House styles: Italianate, Queen Anne, and Second Empire are the most popular
Expect to pay: From $100,000 to $500,000, depending on size and condition
Located on the Bay of Fundy on New Brunswick's southern coast, Uptown Saint John sits in the downtown core of Canada's oldest incorporated city. Though Saint John itself was established in 1785, much of this neighborhood was rebuilt in the five years following the Great Fire of 1877; the large Italianate, Queen Anne, and Second Empire houses here once belonged to wealthy merchants and ship owners, who called in architects from other cities and imported building materials from as far away as Italy and Honduras. Today, some of these houses still need work, while others have been fully rehabbed. But resident and real-estate agent Bob McVicar says that many homeowners have been improving their properties in the past five years, often with help from a grant program coordinated by the local Heritage Conservation Service. Tight-knit neighbors frequently post local news and announcements on Uptown's active Twitter and Facebook accounts—just one example of the sense of community here, says McVicar. And the several blocks of great restaurants and art galleries within walking distance make it an even more enviable place to live.

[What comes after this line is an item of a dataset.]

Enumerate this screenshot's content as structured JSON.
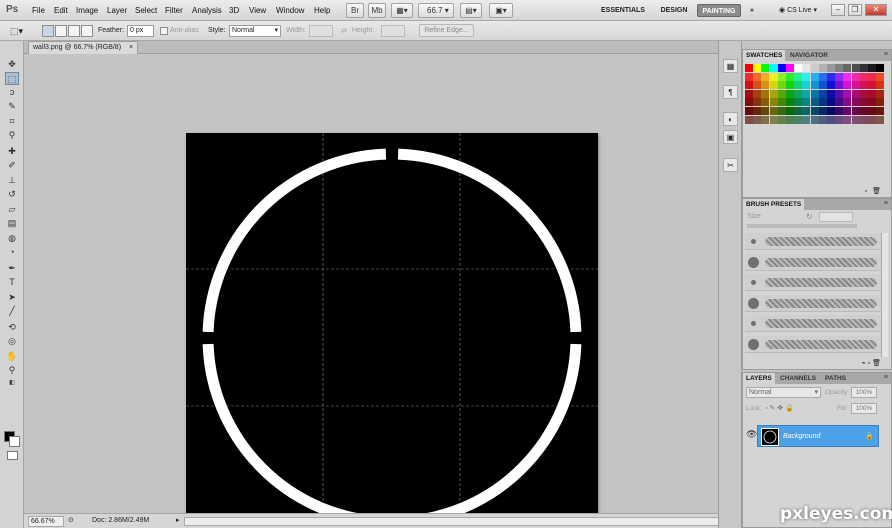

Population: About 3,600 in the New Edinburgh; 883,000 in the city of Ottawa
House styles: Georgian, Second Empire, Gothic Revival, and various Victorian-era styles
Expect to pay: Less than $500,000 for a house that needs TLC; refurbished mansions can go for more than $800,000
Founded in 1834 along the Rideau River, New Edinburgh was built as one of Canada's first planned communities, and later in the 19th century it blossomed as a lumber and mill town. Just a mile and a half from Parliament Hill, this tony residential community is home to Canada's prime minister and several handsome foreign embassies. Yet despite its A-plus location, locals must fiercely protect the area's architectural assets because Canada does not have rigorous preservation laws. "We have to fight to stop demolition and inappropriate development," says resident Joan Mason, "so we're developing experts in the community who can speak intelligently about why the properties here deserve safeguarding." With the blessing of the New Edinburgh Community Alliance, the Vietnamese government recently acquired a 19th-century mansion to use as its embassy; the property had been up for sale for two years and could have been subject to the wrecking ball if a less sympathetic buyer had snapped it up. Beechwood Avenue, the main shopping district, was crippled by fire in 2011, but residents still frequent the area's eateries, independent bookstores, and organic grocers.
Population: 7,585 in Saint-Roch; 516,622 in Quebec City
House styles: French Colonial and various Victorian-era styles
Expect to pay: A house that needs a lot of TLC could go for $350,000; one of the 200-year-old houses on St. Vallier Street could go for as much as $1 million
You could call Saint-Roch the Silicon Valley of Quebec City. Local Internet and video-game companies employ some 3,000 people in the area. But this progressive enclave within predominantly French-speaking Quebec City has plenty of history, too. Located two blocks northwest of the walled-off Old Quebec, Saint-Roch is home to the oldest merchant street in Quebec: St. Joseph, which dates back 400 years as a fur-trading post along the St. Charles River. During the past decade-plus, this formerly rundown working-class area has undergone a massive renovation to draw residents back in—and the results are hard to argue with. The Jardin de Saint-Roch, a public park with Japanese fountains and French botanical design, now anchors the neighborhood, and St. Joseph is again a bustling main artery lined with dozens of restaurants, cafes, boutiques, and bakeries that rival any you'd find in Paris. "It's like traveling to France but staying in the same time zone," says resident Stephane Sabourin. Though bargain-hunting buyers may be put off by the house prices, Saint-Roch's housing market has remained strong, so an investment here is likely to maintain its value down the road.